If, because of this collateral damage, or because his need for secrecy prevents him from developing deep friendships, the child acts out, he then adds to his burdens – causing even more consequences. Gibson believes the reported figure that 70 percent of children of an incarcerated parent will end up in the criminal justice system is not set in stone but she adds that whatever the statistic is, she would like to knock it down to 50 percent. “If incarceration is supposed to teach a lesson, it is teaching the wrong lesson. In reality, when they get out, there are no jobs and they can’t vote and then children have to keep paying the consequences. We need to help their children see another path. For some, there is already a negative track in their heads. When trouble comes, if they press the play button, then they are on a spiral down. They feel shame and think, ‘I’m not good enough.’”

Bernice Winthrop, a counselor at Amazing Grace, who was on the executive committee for Camp Amazing Grace in Maryland, a similar prison ministry camp, is one of many volunteers trying to change the path. “Children look at everything through a child’s eyes that is different than ours,” she says. “To them, bad people go to jail. Does that make their mom or dad bad? They don’t know how to react. “What Amazing Grace is trying to do, therefore, is recalibrate and teach them the world can be friendly and loving, that God made you to be loving, athletic and confident. Sometimes a parent has made a bad choice, but that doesn’t mean he or she can’t turn it around and do something good. If we ourselves made bad choices, we apologize and move on.”

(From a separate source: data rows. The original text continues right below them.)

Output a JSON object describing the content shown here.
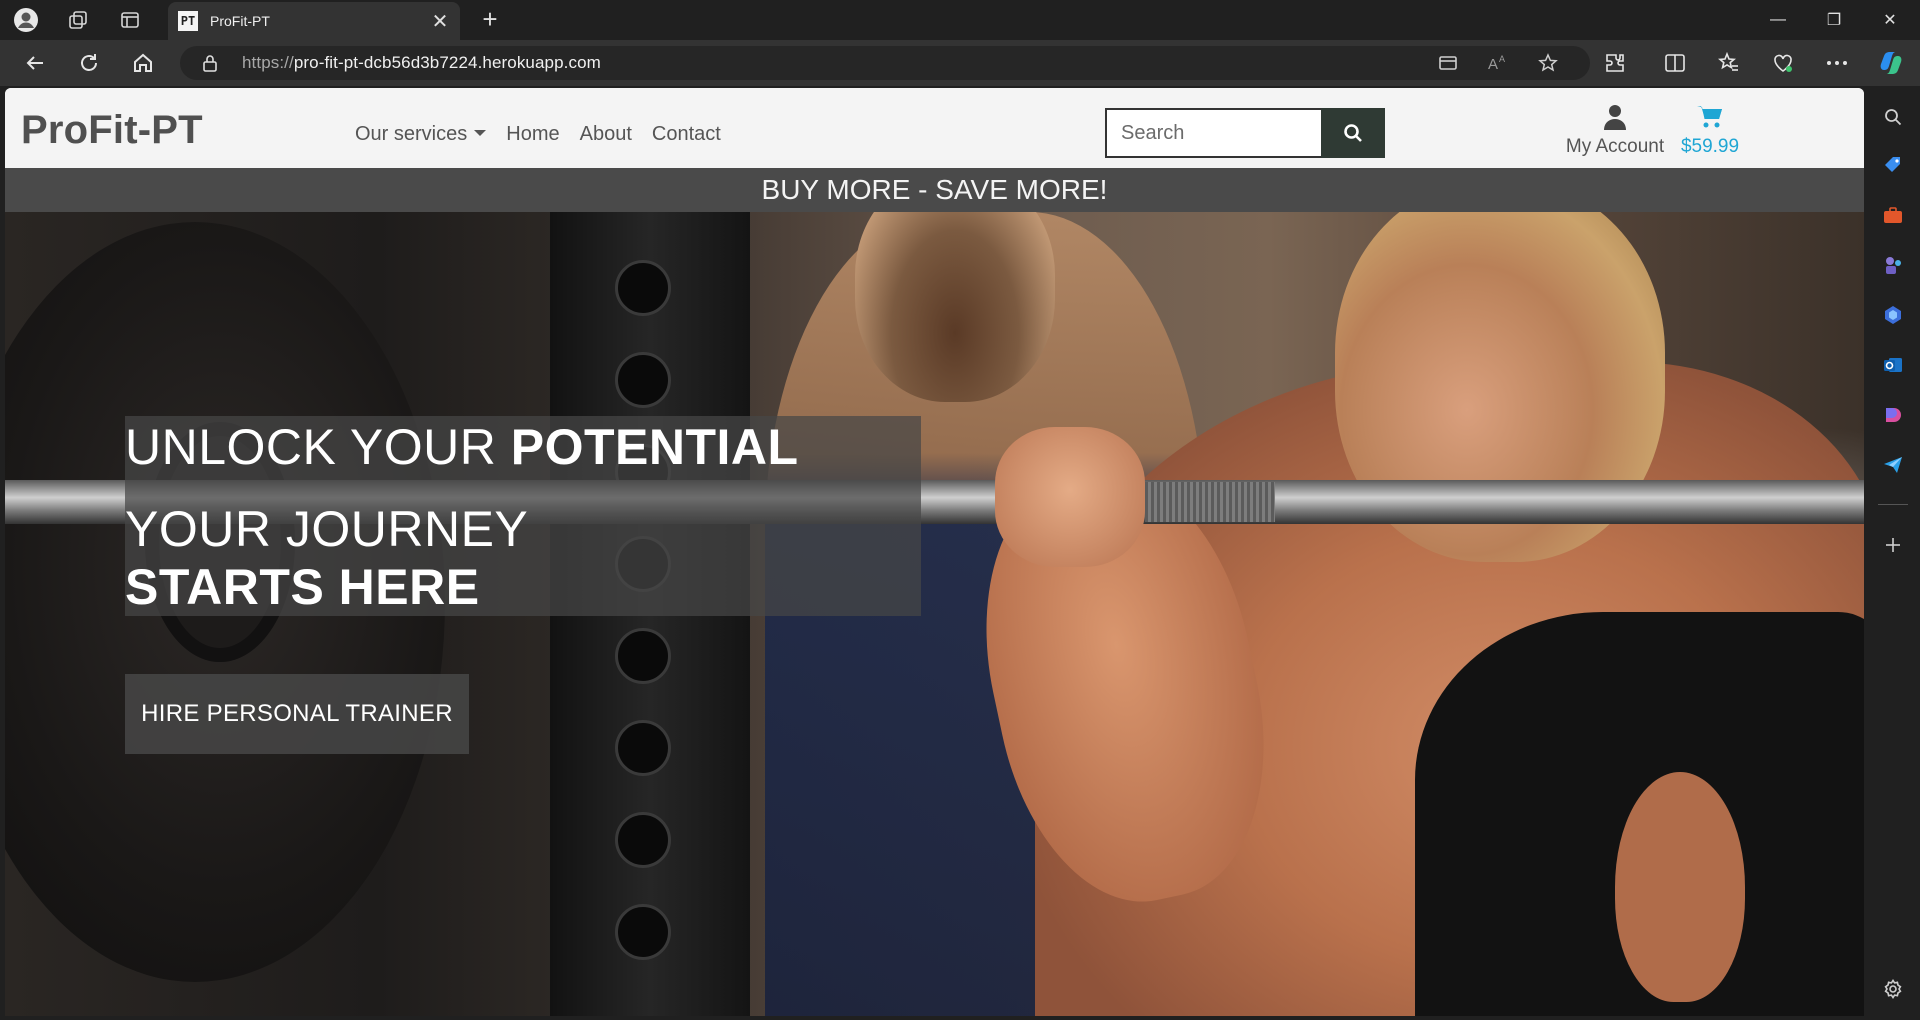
{
  "browser": {
    "tab": {
      "favicon_text": "PT",
      "title": "ProFit-PT",
      "close": "✕"
    },
    "new_tab": "+",
    "url_scheme": "https://",
    "url_host": "pro-fit-pt-dcb56d3b7224.herokuapp.com",
    "window_controls": {
      "minimize": "—",
      "restore": "❐",
      "close": "✕"
    }
  },
  "site": {
    "brand": "ProFit-PT",
    "nav": {
      "services": "Our services",
      "home": "Home",
      "about": "About",
      "contact": "Contact"
    },
    "search": {
      "placeholder": "Search"
    },
    "account_label": "My Account",
    "cart_total": "$59.99",
    "promo_banner": "BUY MORE - SAVE MORE!",
    "hero": {
      "line1_light": "UNLOCK YOUR ",
      "line1_bold": "POTENTIAL",
      "line2": "YOUR JOURNEY",
      "line3": "STARTS HERE",
      "cta": "HIRE PERSONAL TRAINER"
    }
  },
  "colors": {
    "cart_accent": "#1fa6d4",
    "banner_bg": "#4a4a4a",
    "search_button_bg": "#2f3a34"
  }
}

In these years when a child is developing his own moral compass, the staff at Amazing Grace present some subtle lessons for guiding them on the right path. Each morning starts with a theme – then the children pair up and the lesson is reinforced the with a puppet show.  One theme is self-control; another gentleness.

Volunteer Joan Johnson, a retired United Methodist Pastor from Yarmouth Port, was in charge of the puppet shows this past season. She presented the children with two kinds of eggs, hard and soft-boiled. She invited them to catch these eggs, and all volunteered. Lesson: You don’t know who is hard- or soft-boiled, so we must treat all people with gentleness.  “These children,” she says, “are ready to be changed. They have a hunger for a choice of the right path to follow.”  By the end of the week the children themselves are able to verbalize what they had learned. Some noticed that the rules were stricter at camp. Many did not have rules at home. “Here the rules are quiet,“ one child said. “You don’t yell. Also, at camp, we have a bedtime – at home none.“

Though they found it hard to settle down to rules, many said they liked it now. They also liked eating “family style” because “you get to talk and eat rather than just getting food and watching TV.” Another path? A recalibration? A break in the cycle? Perhaps.

What can be known is that the week at Amazing Grace has the potential to push a child into positive possibilities – while providing a week of fun. Listen to 11-year-old “Anthony” who spent part of his day with his new friends walking the camp’s farm goats down a path. “We walked them, but sometimes they ran. They were triplet goats. One was not on a leash, but he stayed near the others. They could run very good and we ran and screamed and they ran and screamed baa. It was the best day of my life.” Corrected a friend, “But you said yesterday was the best day of your life.” Anthony was adamant. “Well today is another best day.”